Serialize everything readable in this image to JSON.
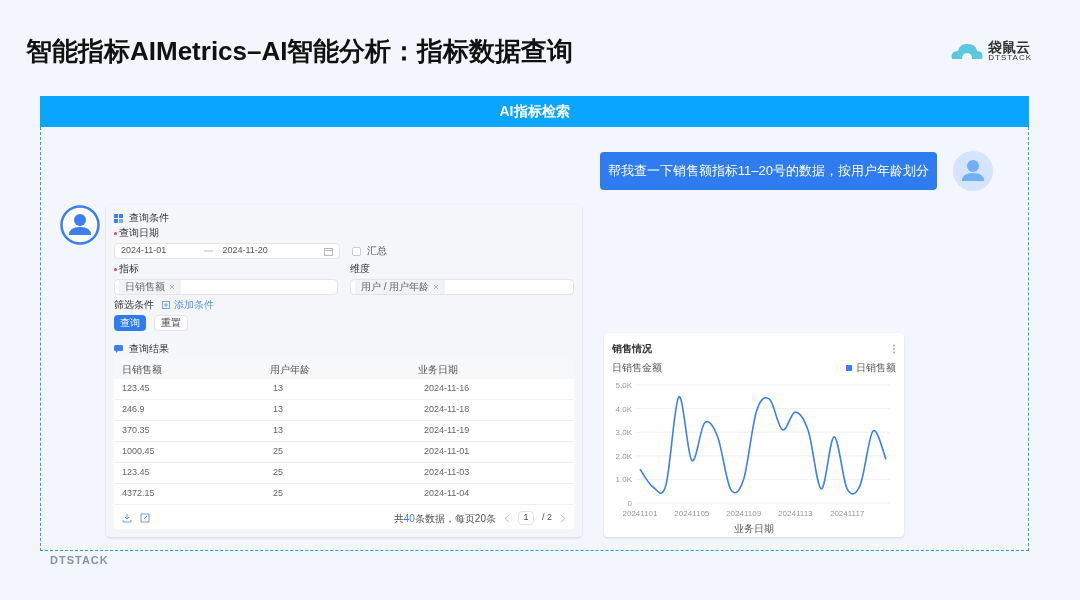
{
  "title": "智能指标AIMetrics–AI智能分析：指标数据查询",
  "logo": {
    "name": "袋鼠云",
    "sub": "DTSTACK"
  },
  "header": "AI指标检索",
  "user_message": "帮我查一下销售额指标11–20号的数据，按用户年龄划分",
  "query_panel": {
    "section_title": "查询条件",
    "date_label": "查询日期",
    "date_start": "2024-11-01",
    "date_end": "2024-11-20",
    "summary": {
      "label": "汇总",
      "checked": false
    },
    "metric_label": "指标",
    "metric_tag": "日销售额",
    "dimension_label": "维度",
    "dimension_tag": "用户 / 用户年龄",
    "filter_label": "筛选条件",
    "add_filter": "添加条件",
    "buttons": [
      {
        "label": "查询",
        "primary": true
      },
      {
        "label": "重置",
        "primary": false
      }
    ],
    "results_title": "查询结果",
    "table": {
      "columns": [
        "日销售额",
        "用户年龄",
        "业务日期"
      ],
      "rows": [
        [
          "123.45",
          "13",
          "2024-11-16"
        ],
        [
          "246.9",
          "13",
          "2024-11-18"
        ],
        [
          "370.35",
          "13",
          "2024-11-19"
        ],
        [
          "1000.45",
          "25",
          "2024-11-01"
        ],
        [
          "123.45",
          "25",
          "2024-11-03"
        ],
        [
          "4372.15",
          "25",
          "2024-11-04"
        ]
      ]
    },
    "pagination": {
      "total_prefix": "共",
      "total": "40",
      "total_suffix": "条数据，每页20条",
      "page": "1",
      "pages": "/ 2"
    }
  },
  "chart": {
    "title": "销售情况",
    "chart_data": {
      "type": "line",
      "ylabel": "日销售金额",
      "xlabel": "业务日期",
      "categories": [
        "20241101",
        null,
        null,
        null,
        "20241105",
        null,
        null,
        null,
        "20241109",
        null,
        null,
        null,
        "20241113",
        null,
        null,
        null,
        "20241117",
        null,
        null,
        null
      ],
      "grid": true,
      "series": [
        {
          "name": "日销售额",
          "color": "#3b7ff0",
          "values": [
            1430,
            680,
            750,
            4500,
            1800,
            3400,
            2800,
            580,
            1000,
            3900,
            4400,
            3100,
            3850,
            3050,
            600,
            2800,
            600,
            750,
            3050,
            1850
          ]
        }
      ],
      "ylim": [
        0,
        5000
      ],
      "yticks": [
        {
          "value": 0,
          "label": "0"
        },
        {
          "value": 1000,
          "label": "1.0K"
        },
        {
          "value": 2000,
          "label": "2.0K"
        },
        {
          "value": 3000,
          "label": "3.0K"
        },
        {
          "value": 4000,
          "label": "4.0K"
        },
        {
          "value": 5000,
          "label": "5.0K"
        }
      ]
    }
  },
  "footer": "DTSTACK"
}
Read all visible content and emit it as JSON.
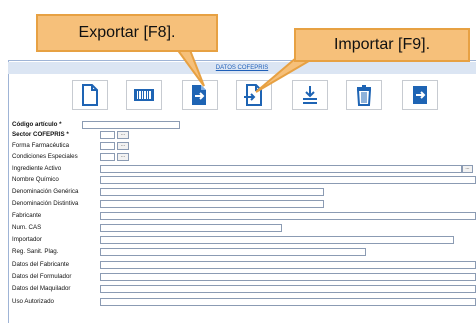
{
  "callouts": {
    "export_label": "Exportar [F8].",
    "import_label": "Importar [F9]."
  },
  "header": {
    "title": "DATOS COFEPRIS"
  },
  "toolbar": {
    "buttons": [
      {
        "name": "new-document",
        "icon": "document-icon"
      },
      {
        "name": "barcode",
        "icon": "barcode-icon"
      },
      {
        "name": "export",
        "icon": "export-icon"
      },
      {
        "name": "import",
        "icon": "import-icon"
      },
      {
        "name": "download",
        "icon": "download-icon"
      },
      {
        "name": "delete",
        "icon": "trash-icon"
      },
      {
        "name": "exit",
        "icon": "exit-icon"
      }
    ]
  },
  "form": {
    "fields": [
      {
        "label": "Código artículo *",
        "value": ""
      },
      {
        "label": "Sector COFEPRIS *",
        "value": ""
      },
      {
        "label": "Forma Farmacéutica",
        "value": ""
      },
      {
        "label": "Condiciones Especiales",
        "value": ""
      },
      {
        "label": "Ingrediente Activo",
        "value": ""
      },
      {
        "label": "Nombre Químico",
        "value": ""
      },
      {
        "label": "Denominación Genérica",
        "value": ""
      },
      {
        "label": "Denominación Distintiva",
        "value": ""
      },
      {
        "label": "Fabricante",
        "value": ""
      },
      {
        "label": "Num. CAS",
        "value": ""
      },
      {
        "label": "Importador",
        "value": ""
      },
      {
        "label": "Reg. Sanit. Plag.",
        "value": ""
      },
      {
        "label": "Datos del Fabricante",
        "value": ""
      },
      {
        "label": "Datos del Formulador",
        "value": ""
      },
      {
        "label": "Datos del Maquilador",
        "value": ""
      },
      {
        "label": "Uso Autorizado",
        "value": ""
      }
    ],
    "ellipsis": "..."
  },
  "colors": {
    "accent": "#1f5fb8",
    "callout_bg": "#f6c07a",
    "callout_border": "#e7a143"
  }
}
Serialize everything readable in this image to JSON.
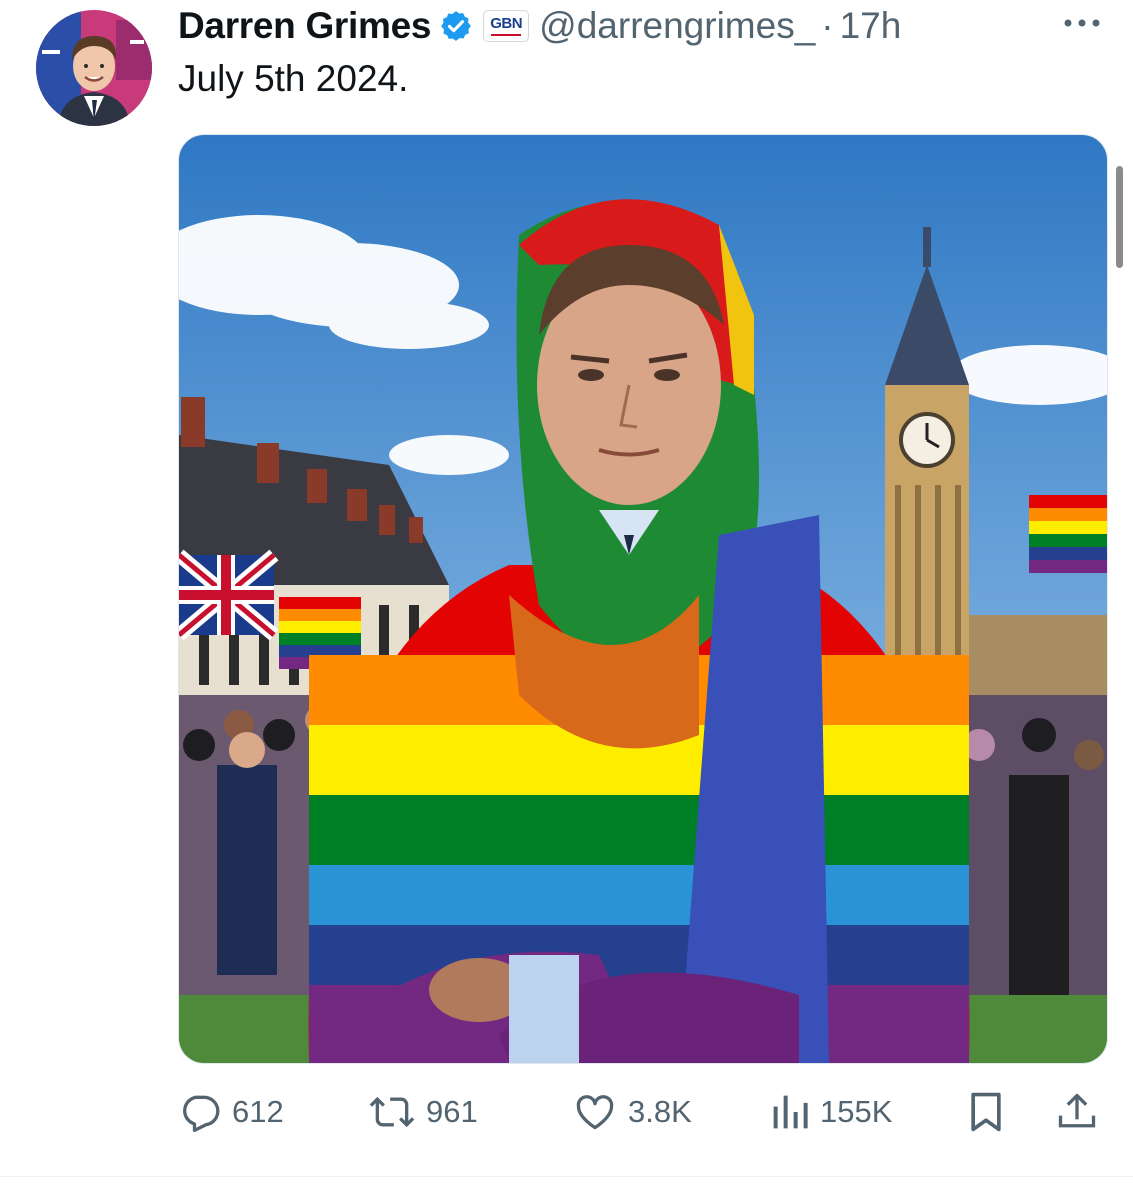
{
  "tweet": {
    "author_name": "Darren Grimes",
    "org_badge": "GBN",
    "handle": "@darrengrimes_",
    "separator": "·",
    "time": "17h",
    "text": "July 5th 2024."
  },
  "actions": {
    "replies": "612",
    "reposts": "961",
    "likes": "3.8K",
    "views": "155K"
  },
  "colors": {
    "verified": "#1d9bf0",
    "text_primary": "#0f1419",
    "text_secondary": "#536471"
  },
  "icons": [
    "verified-badge-icon",
    "more-icon",
    "reply-icon",
    "repost-icon",
    "like-icon",
    "views-icon",
    "bookmark-icon",
    "share-icon"
  ]
}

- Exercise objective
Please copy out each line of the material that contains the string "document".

- Response area
        "name": "new-document",
        "icon": "document-icon"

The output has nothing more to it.